First published in 1959, this classic tale of survival and adventure was a Newbery honor book in 1960. The sequel to this book, On the Far Side of the Mountain was published many years later in 1990. This classic is perfect for reader’s who enjoy survival stories like Hatchet by Gary Paulsen.

You can find My Side of the Mountain  in the Juvenile Fiction section at J GEORGE.

~PS, aw

Book Review: Strongheart

strongheart.jpgToday’s recommend read is: Strongheart: Wonder Dog of the Silver Screen by Candace Fleming.

A German shepherd is transformed from Etzel, a police dog in Berlin, to Strongheart, a silent movie star that will need his best acting skills to prove himself innocent of attacking a girl.

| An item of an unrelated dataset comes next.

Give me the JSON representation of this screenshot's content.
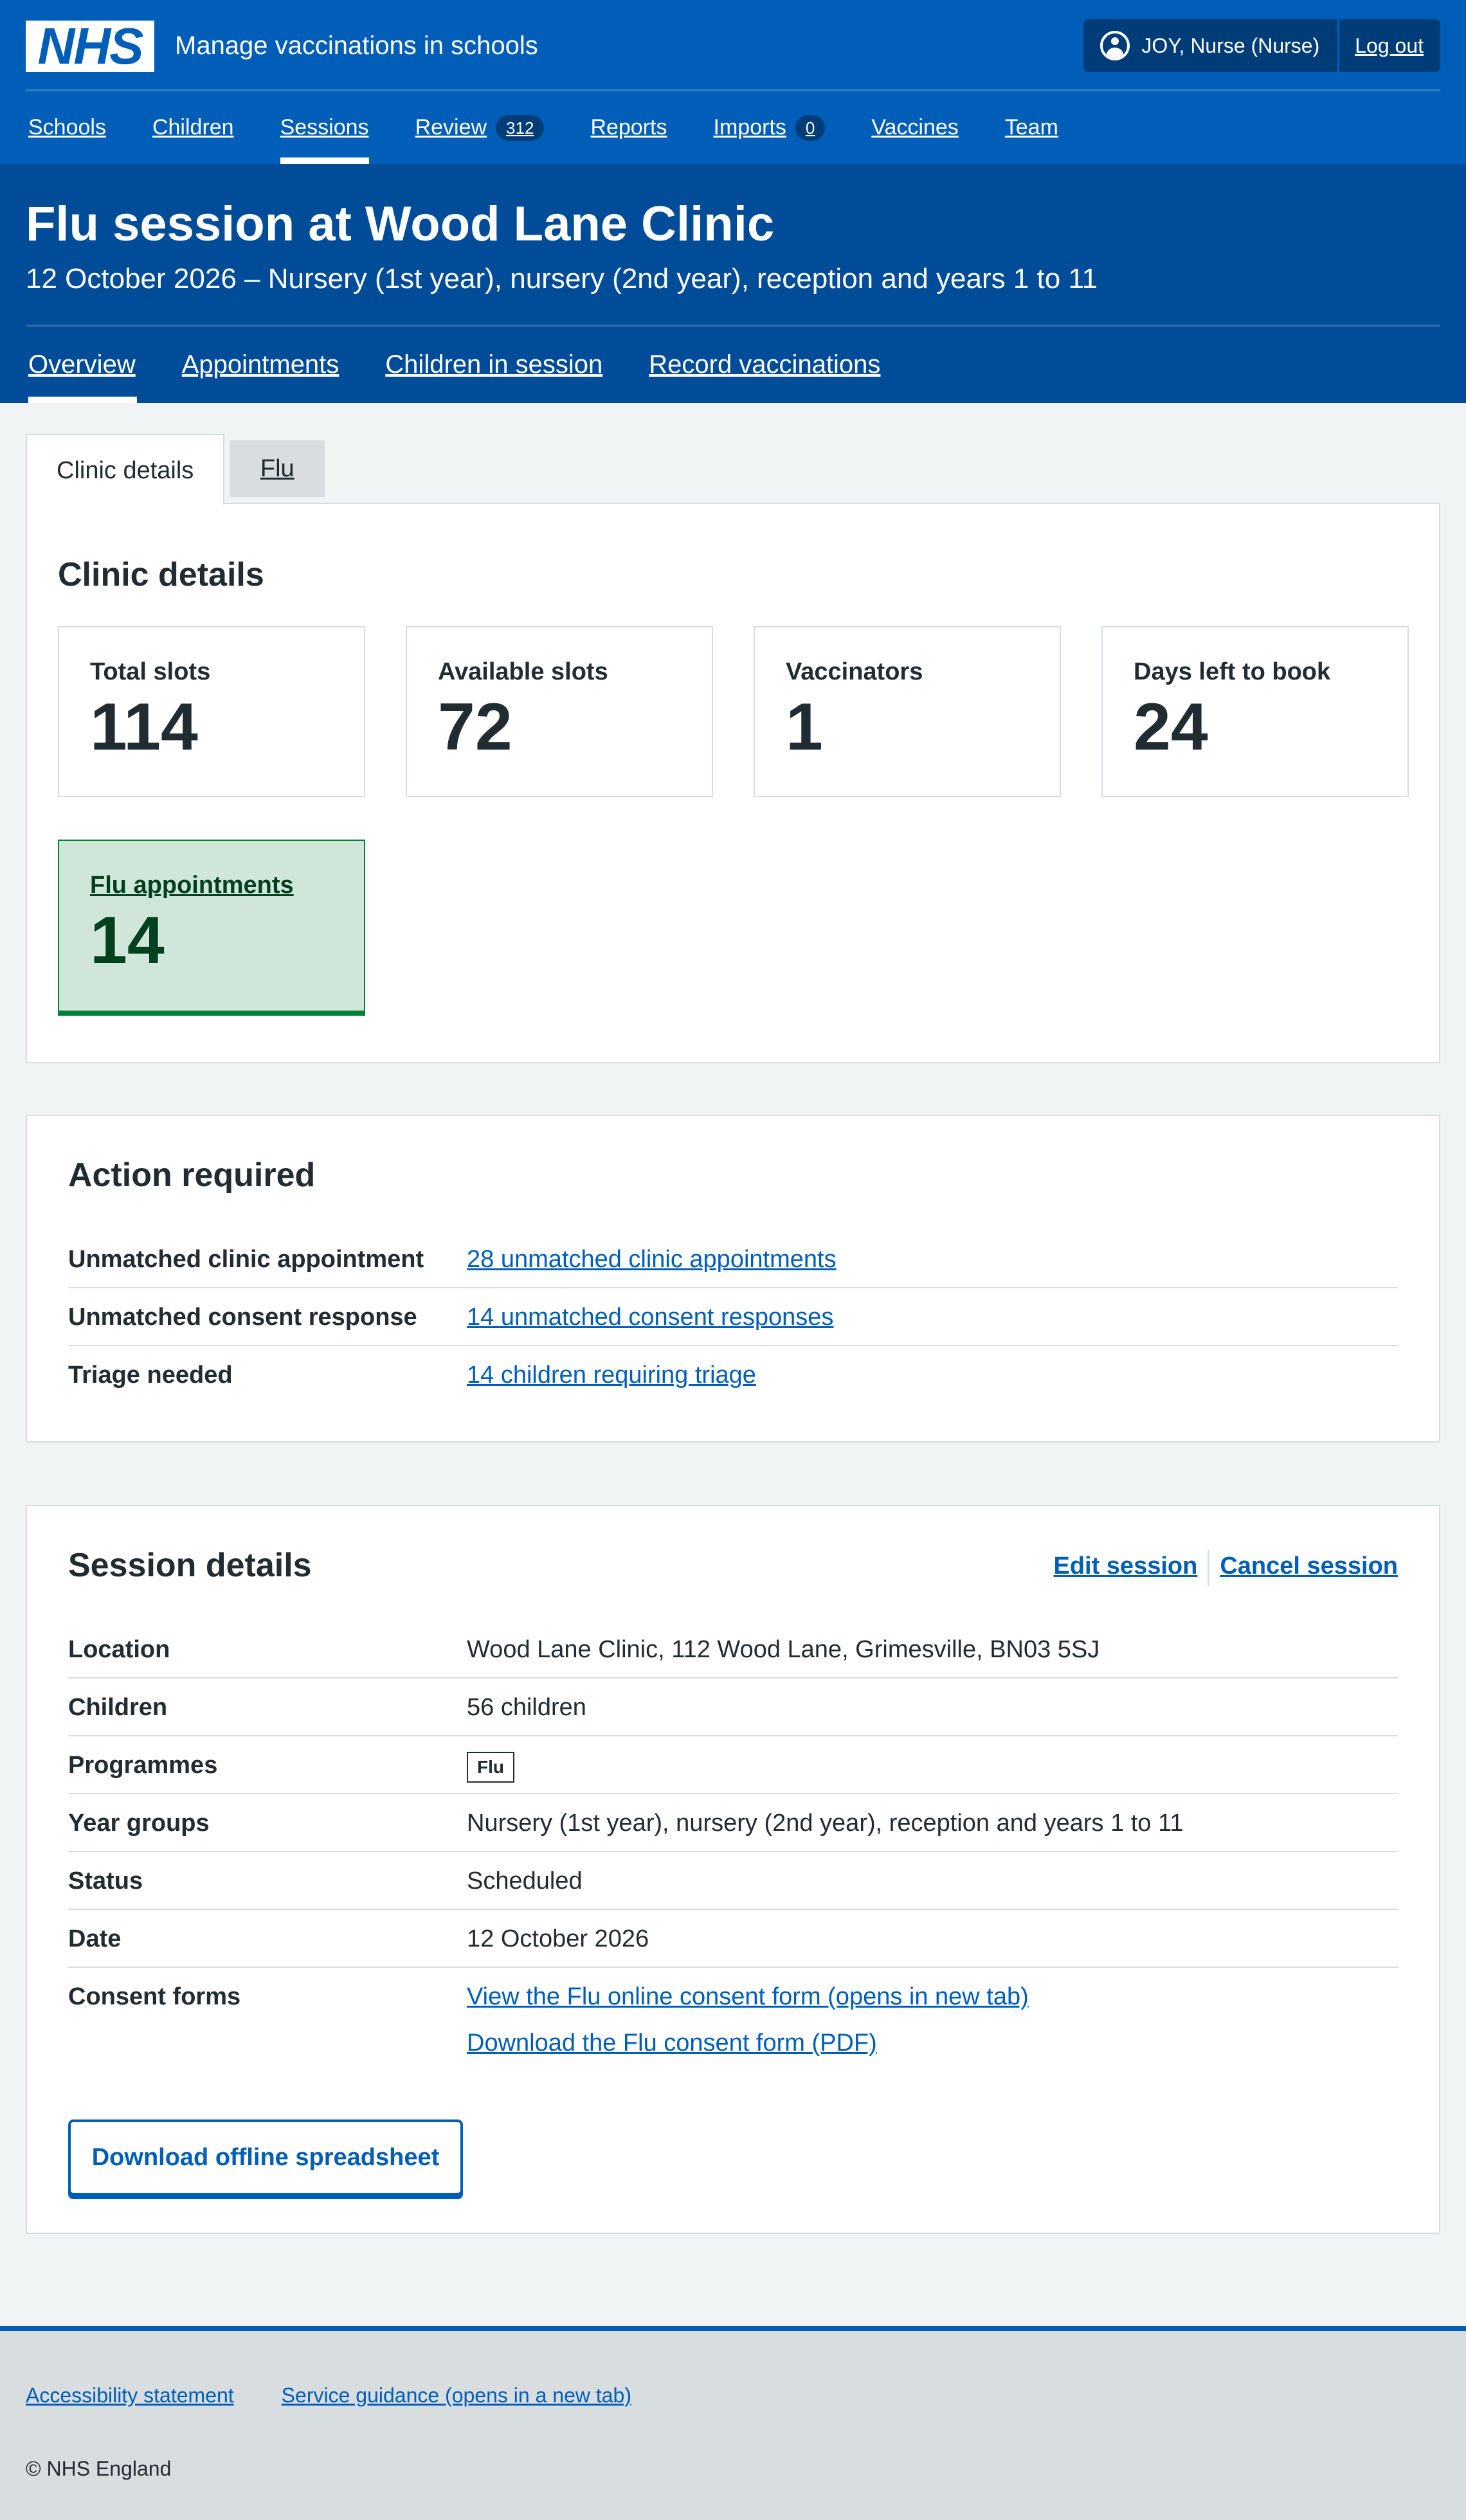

Readers who love animals will be interested in this book based on the true story of the German Shepard dog, Strongheart, who was a silent film star in the 1920s. The illustrations throughout are charming and the inclusion of back-matter with photographs of the dog and explanations of which sections are facts and which are embellished should help satisfy the curiosity of young readers.

You can find Strongheart: Wonder Dog of the Silver Screen in the Juvenile Fiction section at J FLEMING.

~PS, aw

Book Review: Bubbles

Bubbles.jpgToday’s recommended read is: Bubbles by Abby Cooper.

While trying to cheer up her depressed mother, twelve-year-old Sophie gets roped into doing a triathlon as part of a school project on risk-taking, and discovers she can see people’s thoughts in bubbles above their heads.

This middle-grade novel deals with important topics including depression, therapy, preteen insecurities, and more. While seeing people’s thoughts sounds exciting Sophie quickly learns that you may not want to know what other people are thinking- luckily she has some good friends on her side. For middle-grade readers who like their realistic fiction to have a feel-good ending and don’t mind some low fantasy elements.

You can find this novel in the Juvenile Fiction section at J COOPER.

~BE, aw